***** EXCERPTED DATA

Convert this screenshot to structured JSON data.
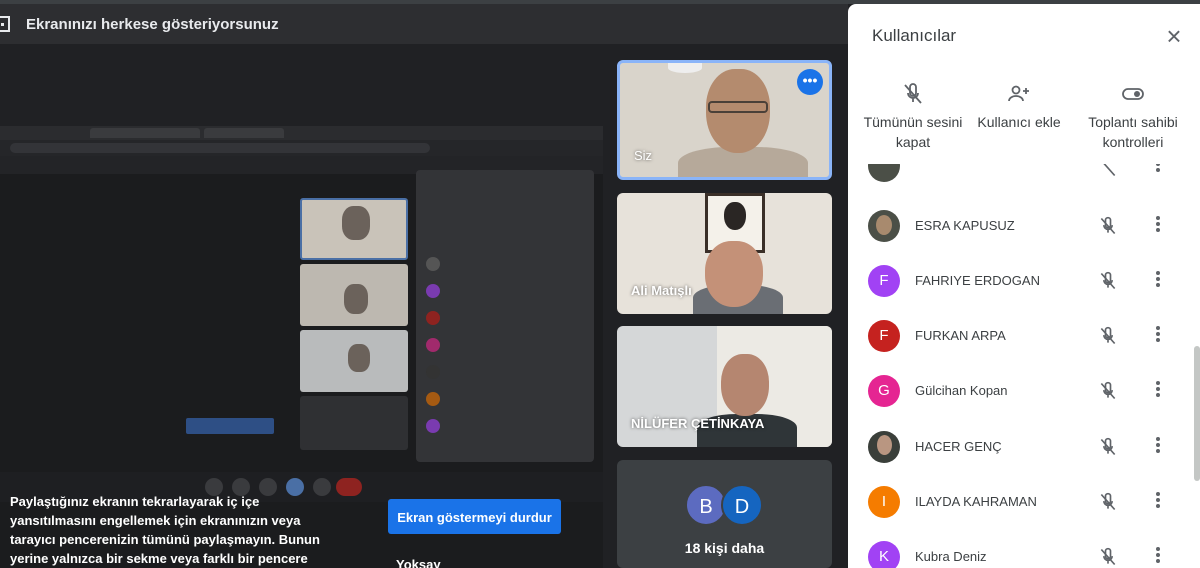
{
  "banner": {
    "title": "Ekranınızı herkese gösteriyorsunuz",
    "icon": "present-screen-icon"
  },
  "notice": {
    "text": "Paylaştığınız ekranın tekrarlayarak iç içe yansıtılmasını engellemek için ekranınızın veya tarayıcı pencerenizin tümünü paylaşmayın. Bunun yerine yalnızca bir sekme veya farklı bir pencere",
    "stop_label": "Ekran göstermeyi durdur",
    "ignore_label": "Yoksay"
  },
  "tiles": {
    "self": {
      "name": "Siz",
      "menu_icon": "more-horizontal-icon"
    },
    "ali": {
      "name": "Ali Matışlı"
    },
    "nilufer": {
      "name": "NİLÜFER ÇETİNKAYA"
    },
    "more": {
      "avatars": [
        "B",
        "D"
      ],
      "label": "18 kişi daha",
      "colors": [
        "#5c6bc0",
        "#1565c0"
      ]
    }
  },
  "panel": {
    "title": "Kullanıcılar",
    "close_icon": "close-icon",
    "actions": [
      {
        "label": "Tümünün sesini kapat",
        "icon": "mic-off-icon"
      },
      {
        "label": "Kullanıcı ekle",
        "icon": "person-add-icon"
      },
      {
        "label": "Toplantı sahibi kontrolleri",
        "icon": "toggle-icon"
      }
    ],
    "participants": [
      {
        "name": "ESRA KAPUSUZ",
        "initial": "",
        "color": "#4b4f47",
        "photo": true
      },
      {
        "name": "FAHRIYE ERDOGAN",
        "initial": "F",
        "color": "#a142f4",
        "photo": false
      },
      {
        "name": "FURKAN ARPA",
        "initial": "F",
        "color": "#c5221f",
        "photo": false
      },
      {
        "name": "Gülcihan Kopan",
        "initial": "G",
        "color": "#e52592",
        "photo": false
      },
      {
        "name": "HACER GENÇ",
        "initial": "",
        "color": "#3a3f3a",
        "photo": true
      },
      {
        "name": "ILAYDA KAHRAMAN",
        "initial": "I",
        "color": "#f57c00",
        "photo": false
      },
      {
        "name": "Kubra Deniz",
        "initial": "K",
        "color": "#a142f4",
        "photo": false
      }
    ]
  }
}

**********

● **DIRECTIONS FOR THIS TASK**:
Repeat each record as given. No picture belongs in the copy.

● **EXERCISE RESPONSE**:
Convert this screenshot to structured JSON data.
{
  "banner": {
    "title": "Ekranınızı herkese gösteriyorsunuz",
    "icon": "present-screen-icon"
  },
  "notice": {
    "text": "Paylaştığınız ekranın tekrarlayarak iç içe yansıtılmasını engellemek için ekranınızın veya tarayıcı pencerenizin tümünü paylaşmayın. Bunun yerine yalnızca bir sekme veya farklı bir pencere",
    "stop_label": "Ekran göstermeyi durdur",
    "ignore_label": "Yoksay"
  },
  "tiles": {
    "self": {
      "name": "Siz",
      "menu_icon": "more-horizontal-icon"
    },
    "ali": {
      "name": "Ali Matışlı"
    },
    "nilufer": {
      "name": "NİLÜFER ÇETİNKAYA"
    },
    "more": {
      "avatars": [
        "B",
        "D"
      ],
      "label": "18 kişi daha",
      "colors": [
        "#5c6bc0",
        "#1565c0"
      ]
    }
  },
  "panel": {
    "title": "Kullanıcılar",
    "close_icon": "close-icon",
    "actions": [
      {
        "label": "Tümünün sesini kapat",
        "icon": "mic-off-icon"
      },
      {
        "label": "Kullanıcı ekle",
        "icon": "person-add-icon"
      },
      {
        "label": "Toplantı sahibi kontrolleri",
        "icon": "toggle-icon"
      }
    ],
    "participants": [
      {
        "name": "ESRA KAPUSUZ",
        "initial": "",
        "color": "#4b4f47",
        "photo": true
      },
      {
        "name": "FAHRIYE ERDOGAN",
        "initial": "F",
        "color": "#a142f4",
        "photo": false
      },
      {
        "name": "FURKAN ARPA",
        "initial": "F",
        "color": "#c5221f",
        "photo": false
      },
      {
        "name": "Gülcihan Kopan",
        "initial": "G",
        "color": "#e52592",
        "photo": false
      },
      {
        "name": "HACER GENÇ",
        "initial": "",
        "color": "#3a3f3a",
        "photo": true
      },
      {
        "name": "ILAYDA KAHRAMAN",
        "initial": "I",
        "color": "#f57c00",
        "photo": false
      },
      {
        "name": "Kubra Deniz",
        "initial": "K",
        "color": "#a142f4",
        "photo": false
      }
    ]
  }
}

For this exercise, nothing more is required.